HBO Max will draw programming from Warner Bros., New Line, DC, CNN, TNT, TBS, truTV, Turner Classic Movies, Cartoon Network, Adult Swim, Crunchyroll, Rooster Teeth, Looney Tunes in addition to producing 31 original series during its launch year. That’s prestige, broad comedy, blockbuster entertainment, exclusive content, and niche offerings all in one. Not bad.
Con: No Free Trial
As of right now, WarnerMedia does not appear to be offering a free trial for HBO Max. While there are several creative partnerships and collaborations in place that will provide certain existing HBO subscribers with HBO Max at no extra cost, the lack of a free trial may prove to be an important barrier of access to some consumers. Other streamers, such as Netflix and CBS All Access, do offer free trials.
Pro: No Ads
In the future, WarnerMedia reportedly plans to roll out a less expensive ad-supported model, which makes a lot of business sense. But at launch, HBO Max will be ad-free like its corporate siblings HBO, HBO Go, and HBO Now. That price point may still scare some of you off, but at least you won’t have to sit through nasal decongestion commercials ad nauseam.
Con: No Sports
On a long enough timeline, HBO Max will eventually offer live sports via its Turner Broadcasting hub. But at launch, that will not be the case. Rival Peacock, which hails from NBCUniversal, was set to launch alongside the 2020 Tokyo Olympics with considerable sports programming and coverage. Unfortunately, due to the coronavirus pandemic, the summer games have been postponed until 2021. Amazon Prime is expected to extend its simulcast deal with the NFL for Thursday Night Football.

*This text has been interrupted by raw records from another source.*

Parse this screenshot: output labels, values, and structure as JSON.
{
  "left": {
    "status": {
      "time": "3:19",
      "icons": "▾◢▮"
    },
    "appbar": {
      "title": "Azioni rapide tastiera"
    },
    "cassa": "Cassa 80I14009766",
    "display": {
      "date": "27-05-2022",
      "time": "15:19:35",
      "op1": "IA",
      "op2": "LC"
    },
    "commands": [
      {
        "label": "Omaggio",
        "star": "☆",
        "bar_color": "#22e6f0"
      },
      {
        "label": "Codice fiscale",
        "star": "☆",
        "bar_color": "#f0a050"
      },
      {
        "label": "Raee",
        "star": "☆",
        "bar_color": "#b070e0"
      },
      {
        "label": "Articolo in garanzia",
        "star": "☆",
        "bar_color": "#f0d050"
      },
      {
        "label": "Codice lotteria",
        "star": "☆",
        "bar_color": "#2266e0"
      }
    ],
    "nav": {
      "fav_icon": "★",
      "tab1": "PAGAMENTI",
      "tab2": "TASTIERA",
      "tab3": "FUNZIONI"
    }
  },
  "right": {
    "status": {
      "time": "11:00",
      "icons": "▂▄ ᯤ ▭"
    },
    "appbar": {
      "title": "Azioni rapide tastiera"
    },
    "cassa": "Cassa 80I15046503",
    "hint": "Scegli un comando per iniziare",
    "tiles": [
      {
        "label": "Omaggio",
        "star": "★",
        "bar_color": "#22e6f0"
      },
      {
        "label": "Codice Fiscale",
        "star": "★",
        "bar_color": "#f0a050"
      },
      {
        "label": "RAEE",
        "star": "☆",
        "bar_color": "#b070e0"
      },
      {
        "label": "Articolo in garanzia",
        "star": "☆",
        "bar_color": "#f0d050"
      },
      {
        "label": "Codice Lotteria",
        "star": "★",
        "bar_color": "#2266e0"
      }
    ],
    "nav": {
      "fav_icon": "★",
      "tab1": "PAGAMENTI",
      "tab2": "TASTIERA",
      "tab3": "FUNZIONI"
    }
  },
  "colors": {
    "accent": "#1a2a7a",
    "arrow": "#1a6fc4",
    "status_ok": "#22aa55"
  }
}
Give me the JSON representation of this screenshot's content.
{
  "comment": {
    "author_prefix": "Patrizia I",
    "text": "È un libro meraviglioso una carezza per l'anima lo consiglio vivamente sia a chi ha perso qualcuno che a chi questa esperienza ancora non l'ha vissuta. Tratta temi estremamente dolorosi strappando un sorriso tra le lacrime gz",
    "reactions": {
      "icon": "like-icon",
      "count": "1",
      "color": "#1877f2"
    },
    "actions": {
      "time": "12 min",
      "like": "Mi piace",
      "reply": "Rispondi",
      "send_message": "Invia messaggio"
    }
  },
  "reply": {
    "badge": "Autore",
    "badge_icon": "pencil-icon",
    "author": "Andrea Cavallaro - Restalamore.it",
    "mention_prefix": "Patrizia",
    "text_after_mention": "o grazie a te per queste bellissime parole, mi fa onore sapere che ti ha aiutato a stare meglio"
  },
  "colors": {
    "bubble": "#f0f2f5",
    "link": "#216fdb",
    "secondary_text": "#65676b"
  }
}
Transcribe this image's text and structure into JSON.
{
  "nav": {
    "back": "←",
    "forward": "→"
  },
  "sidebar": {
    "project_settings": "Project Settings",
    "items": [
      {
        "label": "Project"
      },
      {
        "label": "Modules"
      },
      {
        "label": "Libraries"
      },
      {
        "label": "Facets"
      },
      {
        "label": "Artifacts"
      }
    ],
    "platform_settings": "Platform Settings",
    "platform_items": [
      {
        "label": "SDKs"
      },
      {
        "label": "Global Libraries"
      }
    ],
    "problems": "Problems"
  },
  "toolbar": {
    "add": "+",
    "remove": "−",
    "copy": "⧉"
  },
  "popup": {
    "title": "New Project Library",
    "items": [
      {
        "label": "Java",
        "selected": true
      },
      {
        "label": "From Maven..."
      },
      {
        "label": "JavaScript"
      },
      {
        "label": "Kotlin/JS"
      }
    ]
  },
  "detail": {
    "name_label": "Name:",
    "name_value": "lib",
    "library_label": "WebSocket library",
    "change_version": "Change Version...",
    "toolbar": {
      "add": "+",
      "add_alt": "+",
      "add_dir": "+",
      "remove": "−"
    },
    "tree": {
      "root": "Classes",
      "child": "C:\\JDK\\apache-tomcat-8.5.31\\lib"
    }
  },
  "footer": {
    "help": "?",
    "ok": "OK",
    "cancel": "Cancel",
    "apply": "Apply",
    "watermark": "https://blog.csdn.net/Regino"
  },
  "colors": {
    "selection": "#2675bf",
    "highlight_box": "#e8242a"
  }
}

Given WarnerMedia existing footprint in sports, the sooner it can reroute some of that content to digital, the better.